-- Listed records follows --
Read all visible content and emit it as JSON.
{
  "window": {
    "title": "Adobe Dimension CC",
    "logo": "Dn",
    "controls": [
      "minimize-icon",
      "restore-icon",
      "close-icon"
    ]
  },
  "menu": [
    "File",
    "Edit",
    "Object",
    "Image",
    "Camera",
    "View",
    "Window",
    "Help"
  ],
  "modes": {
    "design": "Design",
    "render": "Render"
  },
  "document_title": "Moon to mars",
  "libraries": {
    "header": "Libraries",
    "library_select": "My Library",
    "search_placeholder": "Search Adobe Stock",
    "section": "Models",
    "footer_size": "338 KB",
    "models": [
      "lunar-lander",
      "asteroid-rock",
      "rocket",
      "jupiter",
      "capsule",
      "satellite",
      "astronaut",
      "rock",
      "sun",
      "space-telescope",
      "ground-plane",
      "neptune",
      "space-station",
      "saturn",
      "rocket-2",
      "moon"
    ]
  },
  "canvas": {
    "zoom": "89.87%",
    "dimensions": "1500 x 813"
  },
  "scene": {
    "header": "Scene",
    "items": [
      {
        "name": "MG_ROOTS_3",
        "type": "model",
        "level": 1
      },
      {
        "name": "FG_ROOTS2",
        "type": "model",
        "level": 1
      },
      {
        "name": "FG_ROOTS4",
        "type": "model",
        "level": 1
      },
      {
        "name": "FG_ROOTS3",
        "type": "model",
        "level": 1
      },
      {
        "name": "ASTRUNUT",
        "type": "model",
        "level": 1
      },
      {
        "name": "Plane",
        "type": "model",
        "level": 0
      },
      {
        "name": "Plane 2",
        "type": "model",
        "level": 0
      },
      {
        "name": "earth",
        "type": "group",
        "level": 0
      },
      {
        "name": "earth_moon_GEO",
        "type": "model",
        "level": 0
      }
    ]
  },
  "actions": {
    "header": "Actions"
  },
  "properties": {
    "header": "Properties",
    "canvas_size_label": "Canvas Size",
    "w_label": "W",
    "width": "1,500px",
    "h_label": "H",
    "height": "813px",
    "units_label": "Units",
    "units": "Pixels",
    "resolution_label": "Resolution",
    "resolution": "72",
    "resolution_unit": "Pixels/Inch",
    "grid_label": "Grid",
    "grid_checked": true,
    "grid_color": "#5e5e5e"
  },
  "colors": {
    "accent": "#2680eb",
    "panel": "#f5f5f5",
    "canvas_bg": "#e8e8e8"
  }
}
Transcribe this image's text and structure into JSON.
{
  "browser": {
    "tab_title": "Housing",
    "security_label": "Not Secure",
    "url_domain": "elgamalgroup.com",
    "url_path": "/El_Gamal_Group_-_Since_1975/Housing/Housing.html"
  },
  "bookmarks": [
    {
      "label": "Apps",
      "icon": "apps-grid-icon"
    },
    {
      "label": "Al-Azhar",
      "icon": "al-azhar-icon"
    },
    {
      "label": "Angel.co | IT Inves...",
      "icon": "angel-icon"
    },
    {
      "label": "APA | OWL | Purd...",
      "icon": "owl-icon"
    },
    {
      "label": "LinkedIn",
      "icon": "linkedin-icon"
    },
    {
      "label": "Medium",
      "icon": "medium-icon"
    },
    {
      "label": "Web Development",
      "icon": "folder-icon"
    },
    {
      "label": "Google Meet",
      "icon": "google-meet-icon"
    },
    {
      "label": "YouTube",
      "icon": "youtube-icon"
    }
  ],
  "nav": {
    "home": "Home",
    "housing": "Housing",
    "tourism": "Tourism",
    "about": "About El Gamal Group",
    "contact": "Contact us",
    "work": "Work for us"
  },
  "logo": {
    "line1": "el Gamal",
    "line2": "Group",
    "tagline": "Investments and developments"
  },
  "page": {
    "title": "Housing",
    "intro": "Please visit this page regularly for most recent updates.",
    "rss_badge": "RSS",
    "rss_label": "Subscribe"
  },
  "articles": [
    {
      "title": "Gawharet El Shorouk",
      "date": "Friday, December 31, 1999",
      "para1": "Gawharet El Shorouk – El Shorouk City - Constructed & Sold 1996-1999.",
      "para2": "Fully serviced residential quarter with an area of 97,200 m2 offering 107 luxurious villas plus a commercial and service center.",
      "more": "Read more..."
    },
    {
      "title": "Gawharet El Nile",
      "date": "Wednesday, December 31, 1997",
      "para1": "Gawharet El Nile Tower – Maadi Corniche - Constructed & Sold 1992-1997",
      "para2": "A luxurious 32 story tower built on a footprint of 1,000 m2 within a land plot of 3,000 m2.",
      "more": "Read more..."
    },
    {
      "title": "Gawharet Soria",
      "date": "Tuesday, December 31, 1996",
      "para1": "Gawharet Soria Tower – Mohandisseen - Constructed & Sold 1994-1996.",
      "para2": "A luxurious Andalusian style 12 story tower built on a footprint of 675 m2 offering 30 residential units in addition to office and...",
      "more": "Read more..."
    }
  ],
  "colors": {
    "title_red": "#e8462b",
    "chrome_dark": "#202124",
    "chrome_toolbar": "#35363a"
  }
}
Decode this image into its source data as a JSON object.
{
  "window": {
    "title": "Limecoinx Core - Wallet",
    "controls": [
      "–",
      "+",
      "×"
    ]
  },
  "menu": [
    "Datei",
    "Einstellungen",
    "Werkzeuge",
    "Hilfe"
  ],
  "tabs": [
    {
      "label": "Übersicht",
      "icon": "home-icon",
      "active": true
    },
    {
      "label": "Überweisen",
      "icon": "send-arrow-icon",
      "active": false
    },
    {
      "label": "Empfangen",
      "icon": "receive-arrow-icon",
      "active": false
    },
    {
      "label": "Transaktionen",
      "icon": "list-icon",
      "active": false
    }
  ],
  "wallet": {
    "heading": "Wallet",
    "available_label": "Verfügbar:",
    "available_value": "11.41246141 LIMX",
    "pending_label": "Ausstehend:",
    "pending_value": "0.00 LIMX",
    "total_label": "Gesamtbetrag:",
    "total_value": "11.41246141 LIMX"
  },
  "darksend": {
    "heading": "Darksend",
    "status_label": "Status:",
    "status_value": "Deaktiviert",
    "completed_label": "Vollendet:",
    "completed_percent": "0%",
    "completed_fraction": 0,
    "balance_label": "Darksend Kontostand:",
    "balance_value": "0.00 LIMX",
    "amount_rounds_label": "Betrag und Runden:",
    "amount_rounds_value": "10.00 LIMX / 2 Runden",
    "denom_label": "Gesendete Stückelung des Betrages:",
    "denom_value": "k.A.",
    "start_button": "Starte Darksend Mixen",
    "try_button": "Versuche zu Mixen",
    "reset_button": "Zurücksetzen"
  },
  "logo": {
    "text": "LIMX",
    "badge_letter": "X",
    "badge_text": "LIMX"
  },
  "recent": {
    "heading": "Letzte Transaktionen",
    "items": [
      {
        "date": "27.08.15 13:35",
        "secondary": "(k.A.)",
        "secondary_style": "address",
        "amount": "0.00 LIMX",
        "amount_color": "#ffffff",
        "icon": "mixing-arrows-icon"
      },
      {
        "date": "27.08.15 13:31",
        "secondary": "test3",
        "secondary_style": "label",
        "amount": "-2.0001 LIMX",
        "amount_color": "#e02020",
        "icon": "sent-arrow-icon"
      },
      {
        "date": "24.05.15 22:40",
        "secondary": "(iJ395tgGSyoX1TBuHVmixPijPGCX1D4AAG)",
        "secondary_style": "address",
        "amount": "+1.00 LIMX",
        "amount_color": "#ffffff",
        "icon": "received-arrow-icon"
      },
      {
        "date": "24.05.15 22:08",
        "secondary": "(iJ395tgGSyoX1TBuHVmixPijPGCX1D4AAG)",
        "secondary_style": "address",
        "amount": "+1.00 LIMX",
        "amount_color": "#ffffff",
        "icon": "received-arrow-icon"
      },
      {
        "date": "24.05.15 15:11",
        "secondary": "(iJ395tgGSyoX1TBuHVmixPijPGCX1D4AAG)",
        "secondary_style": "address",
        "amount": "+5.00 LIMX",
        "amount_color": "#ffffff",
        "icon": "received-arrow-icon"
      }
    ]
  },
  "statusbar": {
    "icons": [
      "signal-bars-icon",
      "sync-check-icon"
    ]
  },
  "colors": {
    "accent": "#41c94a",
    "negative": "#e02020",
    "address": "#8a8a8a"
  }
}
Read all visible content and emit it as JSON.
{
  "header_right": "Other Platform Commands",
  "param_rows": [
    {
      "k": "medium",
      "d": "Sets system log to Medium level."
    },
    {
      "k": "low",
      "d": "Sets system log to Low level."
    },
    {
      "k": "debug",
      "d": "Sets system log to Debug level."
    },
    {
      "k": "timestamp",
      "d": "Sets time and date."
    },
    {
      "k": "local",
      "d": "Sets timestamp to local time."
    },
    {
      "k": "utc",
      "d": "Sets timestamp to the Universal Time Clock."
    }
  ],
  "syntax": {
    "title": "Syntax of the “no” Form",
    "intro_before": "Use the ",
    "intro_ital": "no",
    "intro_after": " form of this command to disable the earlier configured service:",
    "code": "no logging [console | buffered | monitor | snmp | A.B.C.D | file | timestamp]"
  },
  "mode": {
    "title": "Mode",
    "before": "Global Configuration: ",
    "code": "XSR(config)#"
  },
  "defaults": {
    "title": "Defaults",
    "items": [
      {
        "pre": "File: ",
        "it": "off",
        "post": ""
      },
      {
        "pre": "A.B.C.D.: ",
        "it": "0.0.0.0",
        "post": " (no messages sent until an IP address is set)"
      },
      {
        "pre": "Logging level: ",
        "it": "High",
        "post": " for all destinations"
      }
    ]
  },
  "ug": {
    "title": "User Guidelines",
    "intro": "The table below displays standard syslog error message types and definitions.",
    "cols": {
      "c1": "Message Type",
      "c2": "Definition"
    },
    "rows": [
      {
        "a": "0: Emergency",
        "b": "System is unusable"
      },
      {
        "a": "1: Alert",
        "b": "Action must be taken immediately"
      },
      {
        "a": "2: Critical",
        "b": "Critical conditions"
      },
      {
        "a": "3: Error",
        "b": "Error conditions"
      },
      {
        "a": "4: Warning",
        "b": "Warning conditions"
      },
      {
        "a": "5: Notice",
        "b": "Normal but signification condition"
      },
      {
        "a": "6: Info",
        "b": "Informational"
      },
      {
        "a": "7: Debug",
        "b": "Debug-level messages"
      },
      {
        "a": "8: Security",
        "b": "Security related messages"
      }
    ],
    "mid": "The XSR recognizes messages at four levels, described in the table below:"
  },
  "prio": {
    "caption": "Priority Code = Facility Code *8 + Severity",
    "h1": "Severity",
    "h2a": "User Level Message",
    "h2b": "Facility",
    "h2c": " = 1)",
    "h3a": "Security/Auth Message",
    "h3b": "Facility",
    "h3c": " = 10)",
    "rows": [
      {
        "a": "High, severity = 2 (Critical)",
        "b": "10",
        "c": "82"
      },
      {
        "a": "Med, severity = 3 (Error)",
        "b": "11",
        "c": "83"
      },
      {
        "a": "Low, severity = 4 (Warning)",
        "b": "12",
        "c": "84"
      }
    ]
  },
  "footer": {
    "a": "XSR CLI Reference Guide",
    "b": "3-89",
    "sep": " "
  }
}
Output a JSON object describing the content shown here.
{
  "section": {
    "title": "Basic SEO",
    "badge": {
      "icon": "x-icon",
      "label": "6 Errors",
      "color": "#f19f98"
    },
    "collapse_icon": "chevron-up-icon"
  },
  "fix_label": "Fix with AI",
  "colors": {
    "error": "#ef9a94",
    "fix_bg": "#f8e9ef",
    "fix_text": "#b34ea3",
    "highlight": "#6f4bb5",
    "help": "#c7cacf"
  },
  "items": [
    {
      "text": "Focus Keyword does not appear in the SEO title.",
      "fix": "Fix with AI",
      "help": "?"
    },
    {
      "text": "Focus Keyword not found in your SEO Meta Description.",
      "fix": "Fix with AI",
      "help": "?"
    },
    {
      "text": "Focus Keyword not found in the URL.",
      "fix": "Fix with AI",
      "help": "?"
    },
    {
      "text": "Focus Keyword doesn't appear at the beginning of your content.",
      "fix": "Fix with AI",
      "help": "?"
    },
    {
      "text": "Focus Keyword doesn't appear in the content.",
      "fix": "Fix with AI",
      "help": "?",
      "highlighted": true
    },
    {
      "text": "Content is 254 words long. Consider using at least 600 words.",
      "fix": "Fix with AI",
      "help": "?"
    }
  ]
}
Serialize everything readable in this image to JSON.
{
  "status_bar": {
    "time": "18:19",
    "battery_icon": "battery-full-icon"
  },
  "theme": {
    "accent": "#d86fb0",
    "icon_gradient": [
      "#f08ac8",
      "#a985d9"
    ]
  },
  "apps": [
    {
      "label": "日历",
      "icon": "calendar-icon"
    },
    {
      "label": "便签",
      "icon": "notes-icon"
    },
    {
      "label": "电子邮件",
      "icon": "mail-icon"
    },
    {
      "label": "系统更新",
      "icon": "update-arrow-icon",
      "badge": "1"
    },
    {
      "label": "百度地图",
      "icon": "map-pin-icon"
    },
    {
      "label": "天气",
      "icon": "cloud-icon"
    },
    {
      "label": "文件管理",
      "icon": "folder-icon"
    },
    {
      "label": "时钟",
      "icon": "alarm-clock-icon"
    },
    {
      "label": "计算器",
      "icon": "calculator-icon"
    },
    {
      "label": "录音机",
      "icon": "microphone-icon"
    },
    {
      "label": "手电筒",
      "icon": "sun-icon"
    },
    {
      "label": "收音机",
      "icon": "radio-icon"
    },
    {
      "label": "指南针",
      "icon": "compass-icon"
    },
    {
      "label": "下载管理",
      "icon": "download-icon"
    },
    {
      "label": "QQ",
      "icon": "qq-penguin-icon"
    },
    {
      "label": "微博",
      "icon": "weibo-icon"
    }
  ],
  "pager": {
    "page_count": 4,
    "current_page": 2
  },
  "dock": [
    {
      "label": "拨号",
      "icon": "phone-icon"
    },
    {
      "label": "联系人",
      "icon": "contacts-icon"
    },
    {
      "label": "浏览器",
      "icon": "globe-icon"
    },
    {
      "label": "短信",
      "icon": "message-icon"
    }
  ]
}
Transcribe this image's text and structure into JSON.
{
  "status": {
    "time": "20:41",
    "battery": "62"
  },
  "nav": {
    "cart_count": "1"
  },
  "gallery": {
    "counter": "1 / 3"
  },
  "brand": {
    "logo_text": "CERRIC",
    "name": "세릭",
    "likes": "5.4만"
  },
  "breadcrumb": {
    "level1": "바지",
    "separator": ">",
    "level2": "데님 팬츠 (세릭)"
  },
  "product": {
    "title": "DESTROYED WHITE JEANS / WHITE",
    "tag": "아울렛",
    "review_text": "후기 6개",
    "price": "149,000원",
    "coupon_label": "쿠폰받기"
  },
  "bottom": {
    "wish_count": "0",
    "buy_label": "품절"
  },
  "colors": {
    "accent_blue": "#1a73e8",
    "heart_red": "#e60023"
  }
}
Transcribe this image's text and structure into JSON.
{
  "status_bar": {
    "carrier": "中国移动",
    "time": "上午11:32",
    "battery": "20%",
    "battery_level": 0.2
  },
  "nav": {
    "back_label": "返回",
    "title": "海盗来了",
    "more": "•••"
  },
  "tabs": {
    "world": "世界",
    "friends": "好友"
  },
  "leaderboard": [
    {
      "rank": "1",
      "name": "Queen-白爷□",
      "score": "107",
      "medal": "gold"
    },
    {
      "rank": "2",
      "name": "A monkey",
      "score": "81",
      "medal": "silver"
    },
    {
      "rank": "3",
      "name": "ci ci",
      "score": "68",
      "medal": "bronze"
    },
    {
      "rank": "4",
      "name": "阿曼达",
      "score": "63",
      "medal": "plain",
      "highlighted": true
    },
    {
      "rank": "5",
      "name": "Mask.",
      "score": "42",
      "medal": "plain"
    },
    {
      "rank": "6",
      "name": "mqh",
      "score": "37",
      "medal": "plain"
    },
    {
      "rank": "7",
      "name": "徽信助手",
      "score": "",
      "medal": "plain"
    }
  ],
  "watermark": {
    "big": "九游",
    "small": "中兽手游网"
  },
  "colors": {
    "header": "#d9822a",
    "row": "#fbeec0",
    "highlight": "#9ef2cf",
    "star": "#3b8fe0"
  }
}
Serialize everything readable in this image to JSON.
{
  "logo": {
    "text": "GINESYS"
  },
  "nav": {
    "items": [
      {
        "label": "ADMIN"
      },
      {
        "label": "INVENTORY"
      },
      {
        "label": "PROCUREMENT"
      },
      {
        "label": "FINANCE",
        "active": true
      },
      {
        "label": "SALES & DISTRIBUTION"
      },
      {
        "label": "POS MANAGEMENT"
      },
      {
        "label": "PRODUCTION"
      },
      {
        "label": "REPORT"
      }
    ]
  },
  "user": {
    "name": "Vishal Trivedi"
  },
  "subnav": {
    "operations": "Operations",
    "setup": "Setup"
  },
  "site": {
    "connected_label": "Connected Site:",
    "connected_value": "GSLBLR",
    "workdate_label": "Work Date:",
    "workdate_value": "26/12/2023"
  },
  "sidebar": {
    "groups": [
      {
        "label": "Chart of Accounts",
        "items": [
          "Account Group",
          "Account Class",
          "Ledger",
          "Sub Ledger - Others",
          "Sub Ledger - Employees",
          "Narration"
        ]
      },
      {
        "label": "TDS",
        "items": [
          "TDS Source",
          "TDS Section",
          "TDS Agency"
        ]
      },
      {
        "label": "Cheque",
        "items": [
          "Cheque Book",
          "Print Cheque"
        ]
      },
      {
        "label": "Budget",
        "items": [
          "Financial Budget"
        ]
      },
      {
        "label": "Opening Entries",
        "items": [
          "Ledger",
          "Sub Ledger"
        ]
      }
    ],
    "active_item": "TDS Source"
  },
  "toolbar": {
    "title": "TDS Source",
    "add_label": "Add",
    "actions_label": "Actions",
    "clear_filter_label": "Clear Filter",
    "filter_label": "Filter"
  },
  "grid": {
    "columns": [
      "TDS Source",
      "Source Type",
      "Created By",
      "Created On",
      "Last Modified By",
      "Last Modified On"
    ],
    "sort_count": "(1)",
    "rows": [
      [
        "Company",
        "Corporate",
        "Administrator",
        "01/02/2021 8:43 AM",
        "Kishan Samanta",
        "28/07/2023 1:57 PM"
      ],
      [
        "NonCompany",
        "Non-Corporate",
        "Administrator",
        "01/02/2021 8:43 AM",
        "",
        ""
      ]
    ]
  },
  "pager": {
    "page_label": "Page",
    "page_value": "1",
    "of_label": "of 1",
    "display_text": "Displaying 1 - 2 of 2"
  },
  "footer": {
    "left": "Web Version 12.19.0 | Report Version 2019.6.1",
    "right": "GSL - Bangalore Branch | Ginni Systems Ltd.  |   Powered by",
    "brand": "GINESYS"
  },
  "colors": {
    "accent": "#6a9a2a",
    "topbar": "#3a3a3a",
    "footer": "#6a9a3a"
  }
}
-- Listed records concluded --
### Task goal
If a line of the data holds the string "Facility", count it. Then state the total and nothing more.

### Task answer
3